Most of America was watching in awe as Lady Gaga brought down the house during her epic 12-minute halftime show during the Super Bowl on Sunday.
But while she has received huge acclaim for her hits-packed set, some viewers were less focused on the performance, and more about being critical.
As the star danced up a storm on stage in a crop top, some critics hit social media to mock the star's "belly".
But, Gaga's fans - branded her Little Monsters - were quick to jump to her defence, taking to Twitter to praise the singer for promoting a natural look and embracing her beauty.
The support started with: "Gaga got that meat on da bones I love."

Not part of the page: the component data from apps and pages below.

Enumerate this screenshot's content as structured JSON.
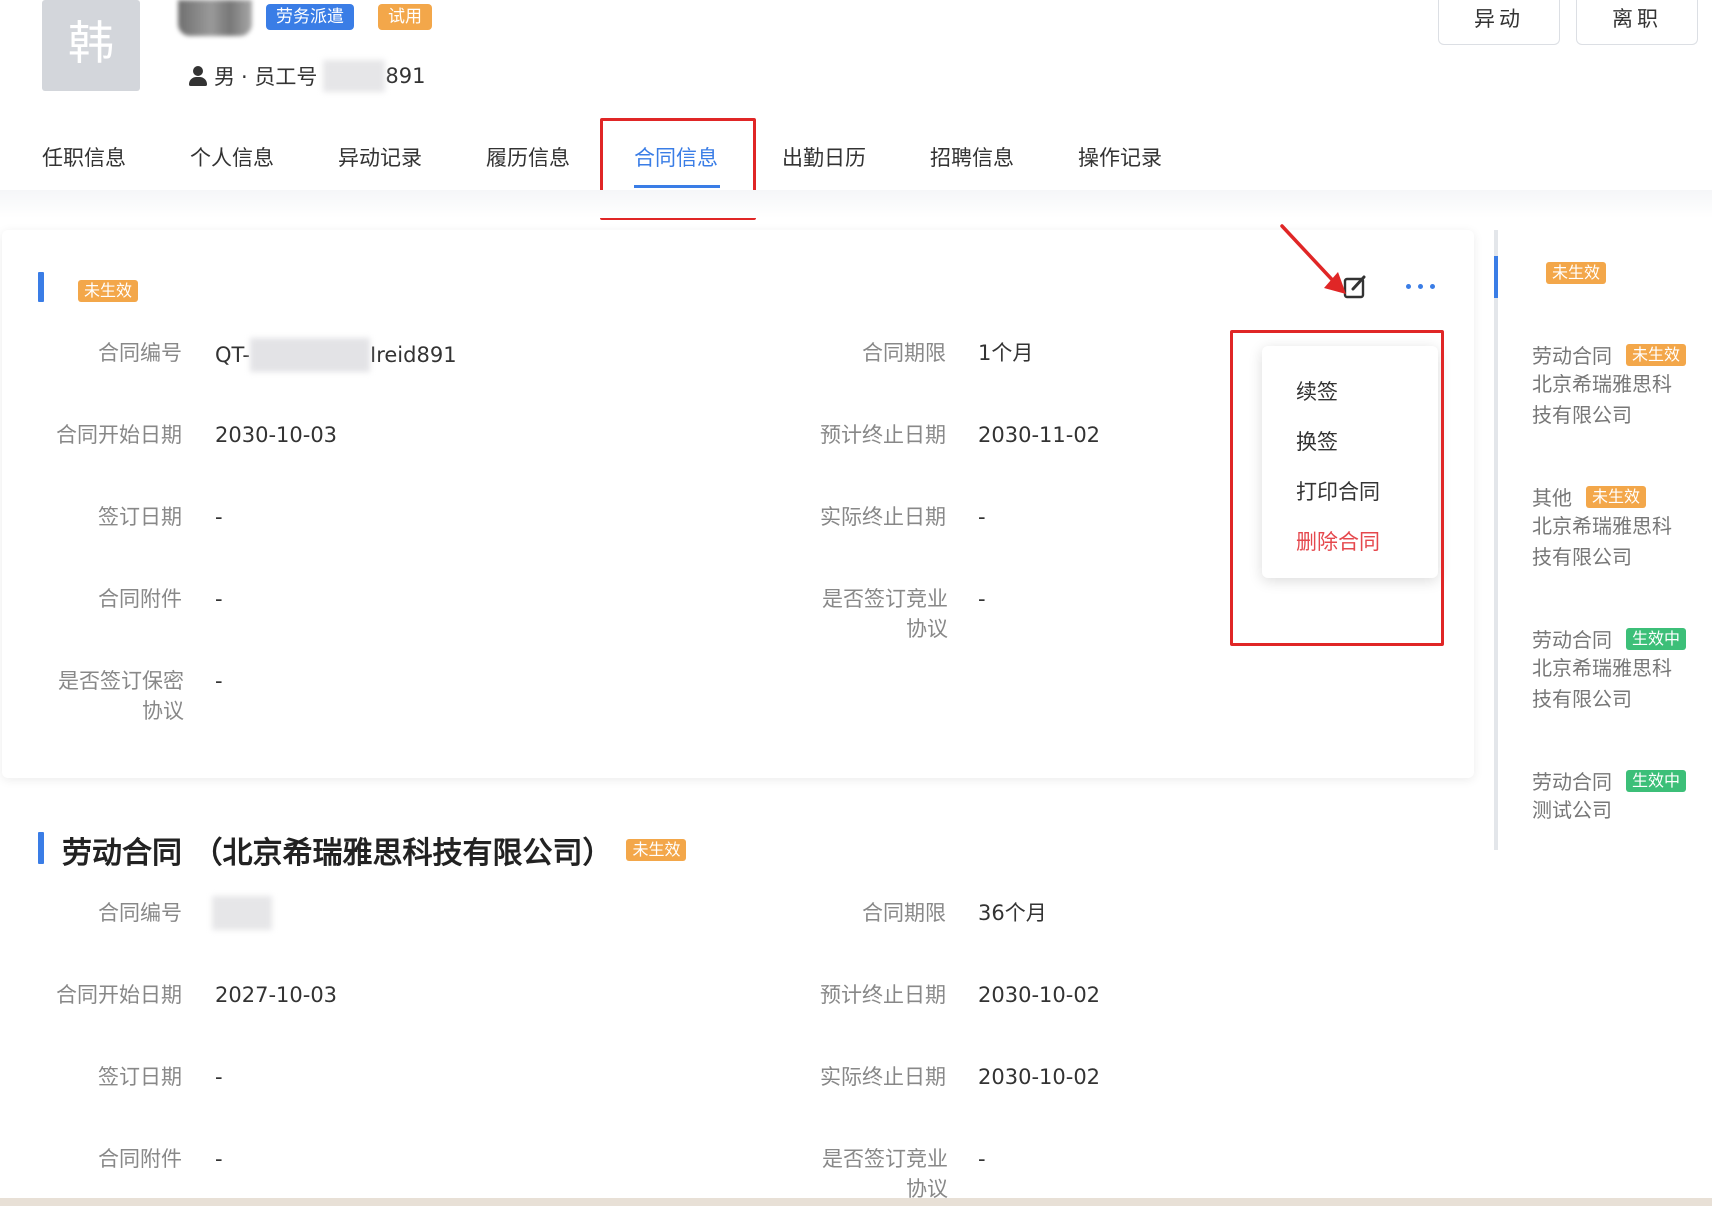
{
  "employee": {
    "avatar_char": "韩",
    "tags": [
      "劳务派遣",
      "试用"
    ],
    "gender": "男",
    "employee_no_label": "· 员工号",
    "employee_no_suffix": "891"
  },
  "header_buttons": {
    "transfer": "异动",
    "resign": "离职"
  },
  "tabs": [
    "任职信息",
    "个人信息",
    "异动记录",
    "履历信息",
    "合同信息",
    "出勤日历",
    "招聘信息",
    "操作记录"
  ],
  "active_tab": "合同信息",
  "contract1": {
    "status": "未生效",
    "fields": {
      "contract_no_label": "合同编号",
      "contract_no_prefix": "QT-",
      "contract_no_suffix": "Ireid891",
      "term_label": "合同期限",
      "term": "1个月",
      "start_label": "合同开始日期",
      "start": "2030-10-03",
      "expected_end_label": "预计终止日期",
      "expected_end": "2030-11-02",
      "sign_date_label": "签订日期",
      "sign_date": "-",
      "actual_end_label": "实际终止日期",
      "actual_end": "-",
      "attachment_label": "合同附件",
      "attachment": "-",
      "noncompete_label_1": "是否签订竞业",
      "noncompete_label_2": "协议",
      "noncompete": "-",
      "confidential_label_1": "是否签订保密",
      "confidential_label_2": "协议",
      "confidential": "-"
    }
  },
  "more_menu": {
    "items": [
      "续签",
      "换签",
      "打印合同"
    ],
    "danger_item": "删除合同"
  },
  "contract2": {
    "title": "劳动合同 （北京希瑞雅思科技有限公司）",
    "status": "未生效",
    "fields": {
      "contract_no_label": "合同编号",
      "term_label": "合同期限",
      "term": "36个月",
      "start_label": "合同开始日期",
      "start": "2027-10-03",
      "expected_end_label": "预计终止日期",
      "expected_end": "2030-10-02",
      "sign_date_label": "签订日期",
      "sign_date": "-",
      "actual_end_label": "实际终止日期",
      "actual_end": "2030-10-02",
      "attachment_label": "合同附件",
      "attachment": "-",
      "noncompete_label_1": "是否签订竞业",
      "noncompete_label_2": "协议",
      "noncompete": "-"
    }
  },
  "timeline": {
    "top_status": "未生效",
    "items": [
      {
        "type": "劳动合同",
        "status": "未生效",
        "company_1": "北京希瑞雅思科",
        "company_2": "技有限公司"
      },
      {
        "type": "其他",
        "status": "未生效",
        "company_1": "北京希瑞雅思科",
        "company_2": "技有限公司"
      },
      {
        "type": "劳动合同",
        "status": "生效中",
        "company_1": "北京希瑞雅思科",
        "company_2": "技有限公司"
      },
      {
        "type": "劳动合同",
        "status": "生效中",
        "company_1": "测试公司",
        "company_2": ""
      }
    ]
  },
  "colors": {
    "accent": "#3a7de6",
    "pending": "#f3a74a",
    "active": "#3cbf78",
    "danger": "#e5484d",
    "highlight": "#e02626"
  }
}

"Can we talk about Lady Gaga's cute belly?' while another added, 'I wish I had a pot belly. Pot bellies are sexy......... Like Madonna when she did lucky star."
Another was more outspoken against the trolls, writing: "you are banging hot. Don't forget that. A**hole people? You all need to stop. It's about music!"
One fan continued the support, writing: "I would be miss not to give honorary mention to Gaga's belly. For the girls who understand warm bread and olive oil."
However, despite overwhelming praise, some were still keen to point out any imperfections.
One tweeted mercilessly: "Gaga, that flap though!" while another unimpressed tweeter wrote: "I just feel like #Gaga's dough should've been tucked in better."
Back on stage, Gaga was more focused on giving fans a good show - rather than any message political or otherwise.
Ahead of the show, all eyes were on Lady Gaga to see whether she would use the platform to rip into President Donald Trump at a tense time in US politics.
Even with Vice President Mike Pence in attendance, Gaga -- a sworn foe of Trump -- kept with the game's guidelines to steer clear of overt politics.
Super Bowl performances are rarely directly provocative, although last year Beyonce startled many by playing her single "Formation." Its video had a message against police brutality.
Instead the singer, known for her audacious outfits, delivered what seemed to be a more subtle message.
"How are you doing tonight, Texas? How are you doing tonight, America?" Gaga asked.
"We're here to make you feel good," she said.